* _EXERCISE OBJECTIVE_: Lines in the listing below containing the string "AppImage" are to be identified and copied.

* _EXTRACTED DATA_:
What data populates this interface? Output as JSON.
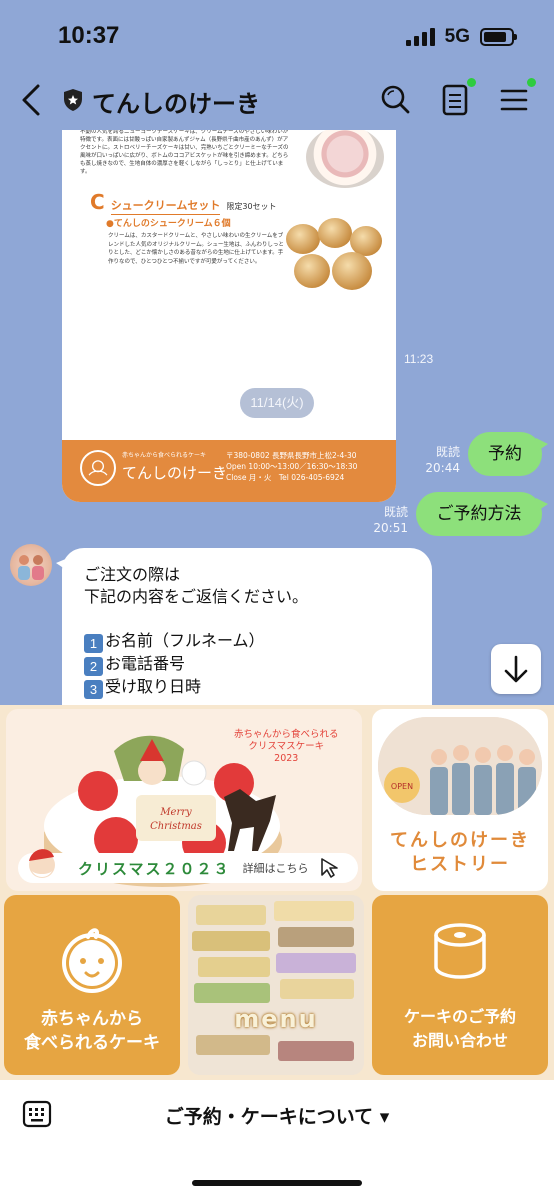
{
  "status_bar": {
    "time": "10:37",
    "network": "5G",
    "battery_level_percent": 85
  },
  "header": {
    "title": "てんしのけーき",
    "icons": [
      "back-icon",
      "shield-icon",
      "search-icon",
      "notes-icon",
      "menu-icon"
    ]
  },
  "flyer": {
    "intro_text": "不動の人気を誇るニューヨークチーズケーキは、クリームチーズのやさしい味わいが特徴です。表面には甘酸っぱい自家製あんずジャム（長野県千曲市産のあんず）がアクセントに。ストロベリーチーズケーキは甘い、完熟いちごとクリーミーなチーズの風味が口いっぱいに広がり、ボトムのココアビスケットが味を引き締めます。どちらも蒸し焼きなので、生地自体の濃厚さを軽くしながら「しっとり」と仕上げています。",
    "section_letter": "C",
    "section_title": "シュークリームセット",
    "section_limit": "限定30セット",
    "sub_heading": "●てんしのシュークリーム６個",
    "description": "クリームは、カスタードクリームと、やさしい味わいの生クリームをブレンドした人気のオリジナルクリーム。シュー生地は、ふんわりしっとりとした、どこか懐かしさのある昔ながらの生地に仕上げています。手作りなので、ひとつひとつ不揃いですが可愛がってください。",
    "logo_sub": "赤ちゃんから食べられるケーキ",
    "logo_name": "てんしのけーき",
    "address": "〒380-0802 長野県長野市上松2-4-30",
    "hours": "Open 10:00～13:00／16:30～18:30",
    "closed_tel": "Close 月・火　Tel 026-405-6924"
  },
  "messages": {
    "flyer_time": "11:23",
    "date_label": "11/14(火)",
    "reservation": {
      "text": "予約",
      "read": "既読",
      "time": "20:44"
    },
    "how_to_reserve": {
      "text": "ご予約方法",
      "read": "既読",
      "time": "20:51"
    },
    "reply": {
      "line1": "ご注文の際は",
      "line2": "下記の内容をご返信ください。",
      "items": [
        {
          "num": "1",
          "text": "お名前（フルネーム）"
        },
        {
          "num": "2",
          "text": "お電話番号"
        },
        {
          "num": "3",
          "text": "受け取り日時"
        }
      ]
    }
  },
  "rich_menu": {
    "xmas": {
      "caption_line1": "赤ちゃんから食べられる",
      "caption_line2": "クリスマスケーキ",
      "caption_year": "2023",
      "plaque_line1": "Merry",
      "plaque_line2": "Christmas",
      "label": "クリスマス２０２３",
      "link": "詳細はこちら"
    },
    "history": {
      "sign": "OPEN",
      "line1": "てんしのけーき",
      "line2": "ヒストリー"
    },
    "baby": {
      "line1": "赤ちゃんから",
      "line2": "食べられるケーキ"
    },
    "menu": {
      "label": "menu"
    },
    "contact": {
      "line1": "ケーキのご予約",
      "line2": "お問い合わせ"
    }
  },
  "bottom_bar": {
    "label": "ご予約・ケーキについて ▾"
  },
  "colors": {
    "chat_background": "#8fa7d6",
    "sent_bubble": "#8de07b",
    "accent_orange": "#e38a3e",
    "rich_menu_tile": "#e6a542"
  }
}
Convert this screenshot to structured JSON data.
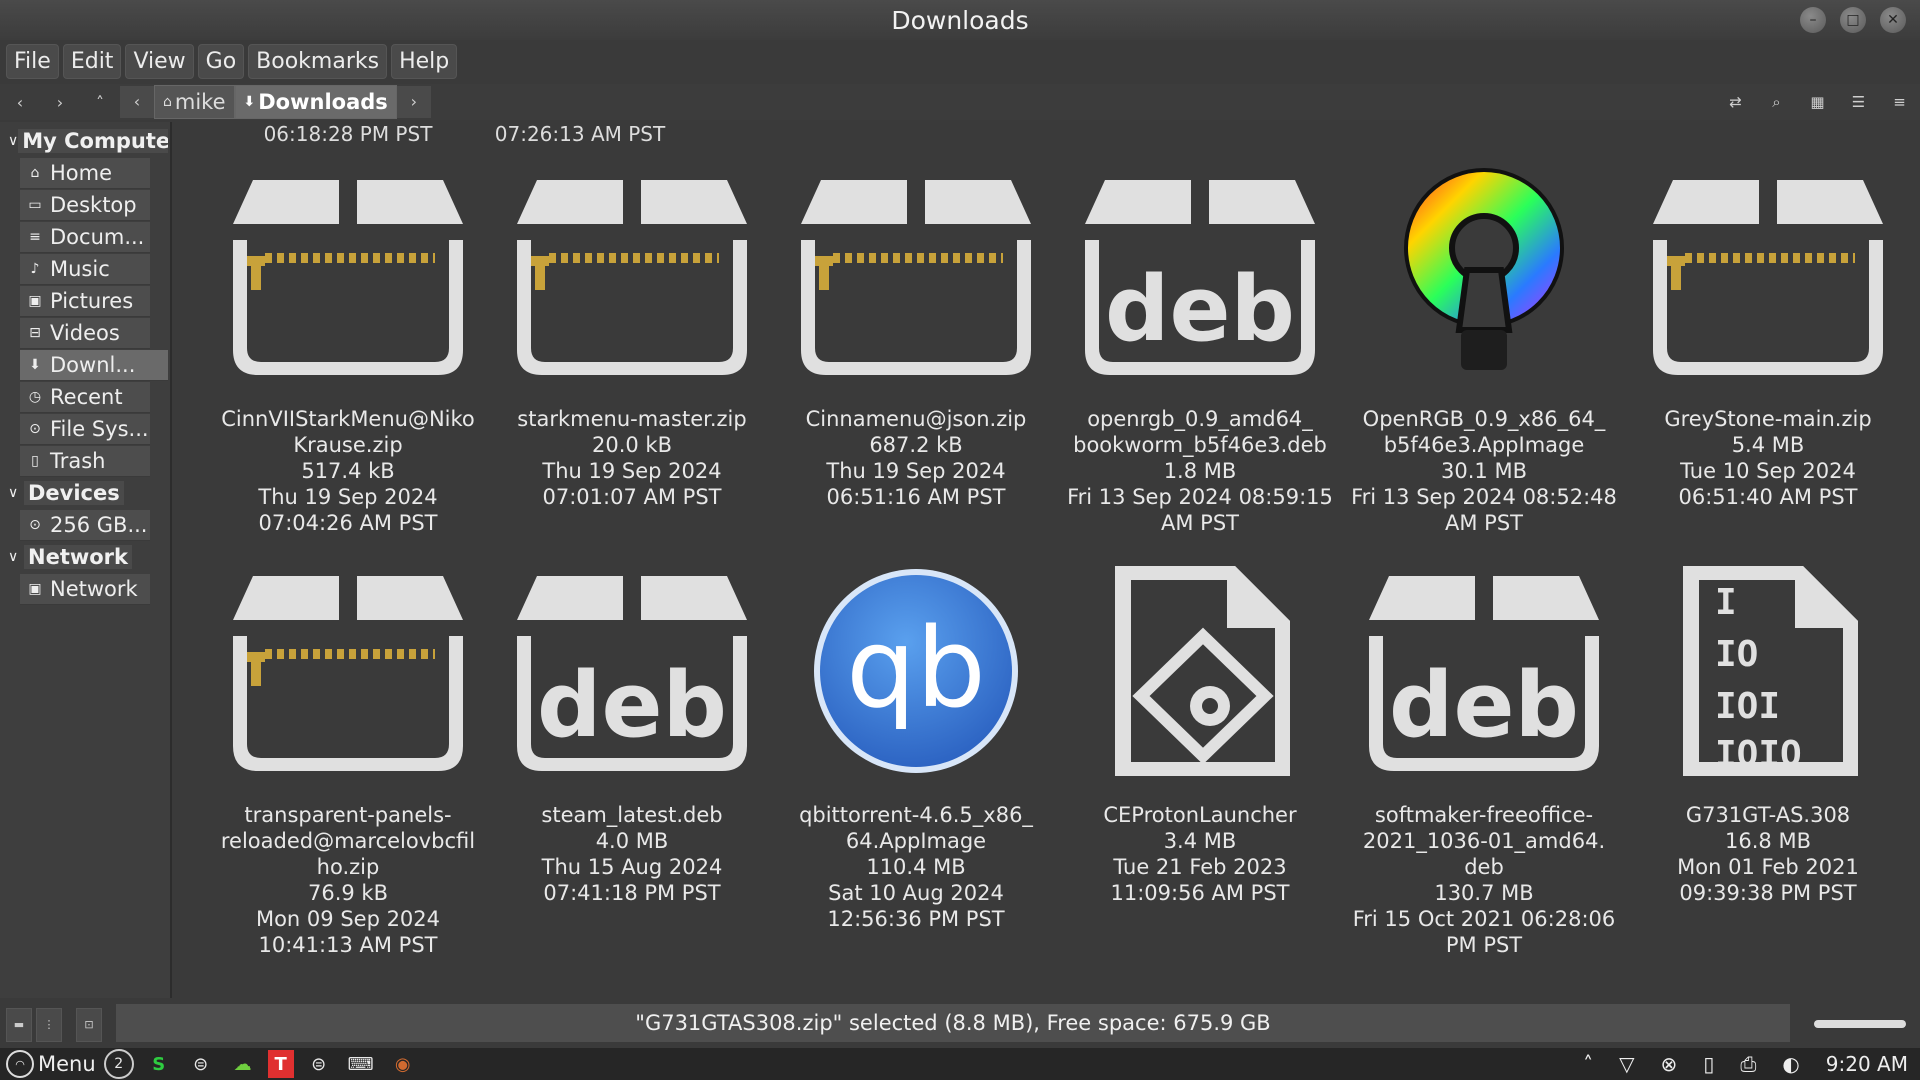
{
  "window": {
    "title": "Downloads",
    "controls": [
      "minimize-icon",
      "maximize-icon",
      "close-icon"
    ]
  },
  "menubar": [
    "File",
    "Edit",
    "View",
    "Go",
    "Bookmarks",
    "Help"
  ],
  "toolbar": {
    "breadcrumbs": [
      {
        "label": "mike",
        "icon": "home-icon"
      },
      {
        "label": "Downloads",
        "icon": "download-icon"
      }
    ]
  },
  "sidebar": {
    "sections": [
      {
        "label": "My Computer",
        "items": [
          {
            "label": "Home",
            "icon": "home-icon"
          },
          {
            "label": "Desktop",
            "icon": "desktop-icon"
          },
          {
            "label": "Docum...",
            "icon": "documents-icon"
          },
          {
            "label": "Music",
            "icon": "music-icon"
          },
          {
            "label": "Pictures",
            "icon": "pictures-icon"
          },
          {
            "label": "Videos",
            "icon": "videos-icon"
          },
          {
            "label": "Downl...",
            "icon": "downloads-icon",
            "selected": true
          },
          {
            "label": "Recent",
            "icon": "recent-icon"
          },
          {
            "label": "File Sys...",
            "icon": "filesystem-icon"
          },
          {
            "label": "Trash",
            "icon": "trash-icon"
          }
        ]
      },
      {
        "label": "Devices",
        "items": [
          {
            "label": "256 GB...",
            "icon": "drive-icon"
          }
        ]
      },
      {
        "label": "Network",
        "items": [
          {
            "label": "Network",
            "icon": "network-icon"
          }
        ]
      }
    ]
  },
  "top_partial_row": [
    {
      "time": "06:18:28 PM PST"
    },
    {
      "time": "07:26:13 AM PST"
    }
  ],
  "files": [
    {
      "name": "CinnVIIStarkMenu@NikoKrause.zip",
      "lines": [
        "CinnVIIStarkMenu@Niko",
        "Krause.zip",
        "517.4 kB",
        "Thu 19 Sep 2024",
        "07:04:26 AM PST"
      ],
      "type": "zip"
    },
    {
      "name": "starkmenu-master.zip",
      "lines": [
        "starkmenu-master.zip",
        "20.0 kB",
        "Thu 19 Sep 2024",
        "07:01:07 AM PST"
      ],
      "type": "zip"
    },
    {
      "name": "Cinnamenu@json.zip",
      "lines": [
        "Cinnamenu@json.zip",
        "687.2 kB",
        "Thu 19 Sep 2024",
        "06:51:16 AM PST"
      ],
      "type": "zip"
    },
    {
      "name": "openrgb_0.9_amd64_bookworm_b5f46e3.deb",
      "lines": [
        "openrgb_0.9_amd64_",
        "bookworm_b5f46e3.deb",
        "1.8 MB",
        "Fri 13 Sep 2024 08:59:15",
        "AM PST"
      ],
      "type": "deb"
    },
    {
      "name": "OpenRGB_0.9_x86_64_b5f46e3.AppImage",
      "lines": [
        "OpenRGB_0.9_x86_64_",
        "b5f46e3.AppImage",
        "30.1 MB",
        "Fri 13 Sep 2024 08:52:48",
        "AM PST"
      ],
      "type": "openrgb"
    },
    {
      "name": "GreyStone-main.zip",
      "lines": [
        "GreyStone-main.zip",
        "5.4 MB",
        "Tue 10 Sep 2024",
        "06:51:40 AM PST"
      ],
      "type": "zip"
    },
    {
      "name": "transparent-panels-reloaded@marcelovbcfilho.zip",
      "lines": [
        "transparent-panels-",
        "reloaded@marcelovbcfil",
        "ho.zip",
        "76.9 kB",
        "Mon 09 Sep 2024",
        "10:41:13 AM PST"
      ],
      "type": "zip"
    },
    {
      "name": "steam_latest.deb",
      "lines": [
        "steam_latest.deb",
        "4.0 MB",
        "Thu 15 Aug 2024",
        "07:41:18 PM PST"
      ],
      "type": "deb"
    },
    {
      "name": "qbittorrent-4.6.5_x86_64.AppImage",
      "lines": [
        "qbittorrent-4.6.5_x86_",
        "64.AppImage",
        "110.4 MB",
        "Sat 10 Aug 2024",
        "12:56:36 PM PST"
      ],
      "type": "qb"
    },
    {
      "name": "CEProtonLauncher",
      "lines": [
        "CEProtonLauncher",
        "3.4 MB",
        "Tue 21 Feb 2023",
        "11:09:56 AM PST"
      ],
      "type": "exec"
    },
    {
      "name": "softmaker-freeoffice-2021_1036-01_amd64.deb",
      "lines": [
        "softmaker-freeoffice-",
        "2021_1036-01_amd64.",
        "deb",
        "130.7 MB",
        "Fri 15 Oct 2021 06:28:06",
        "PM PST"
      ],
      "type": "deb"
    },
    {
      "name": "G731GT-AS.308",
      "lines": [
        "G731GT-AS.308",
        "16.8 MB",
        "Mon 01 Feb 2021",
        "09:39:38 PM PST"
      ],
      "type": "binary"
    }
  ],
  "status": {
    "text": "\"G731GTAS308.zip\" selected (8.8 MB), Free space: 675.9 GB"
  },
  "panel": {
    "menu_label": "Menu",
    "workspace": "2",
    "clock": "9:20 AM",
    "launchers": [
      "workspace-icon",
      "s-app-icon",
      "app-icon",
      "cloud-icon",
      "t-app-icon",
      "app2-icon",
      "terminal-icon",
      "app3-icon"
    ],
    "tray": [
      "chevron-up-icon",
      "vpn-icon",
      "network-icon",
      "clipboard-icon",
      "printer-icon",
      "display-icon"
    ]
  },
  "colors": {
    "background": "#3a3a3a",
    "zip_accent": "#c8a23a",
    "qb_blue": "#3b78d0"
  }
}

* _RESULT OF THIS TASK_:
      "name": "OpenRGB_0.9_x86_64_b5f46e3.AppImage",
        "b5f46e3.AppImage",
      "name": "qbittorrent-4.6.5_x86_64.AppImage",
        "64.AppImage",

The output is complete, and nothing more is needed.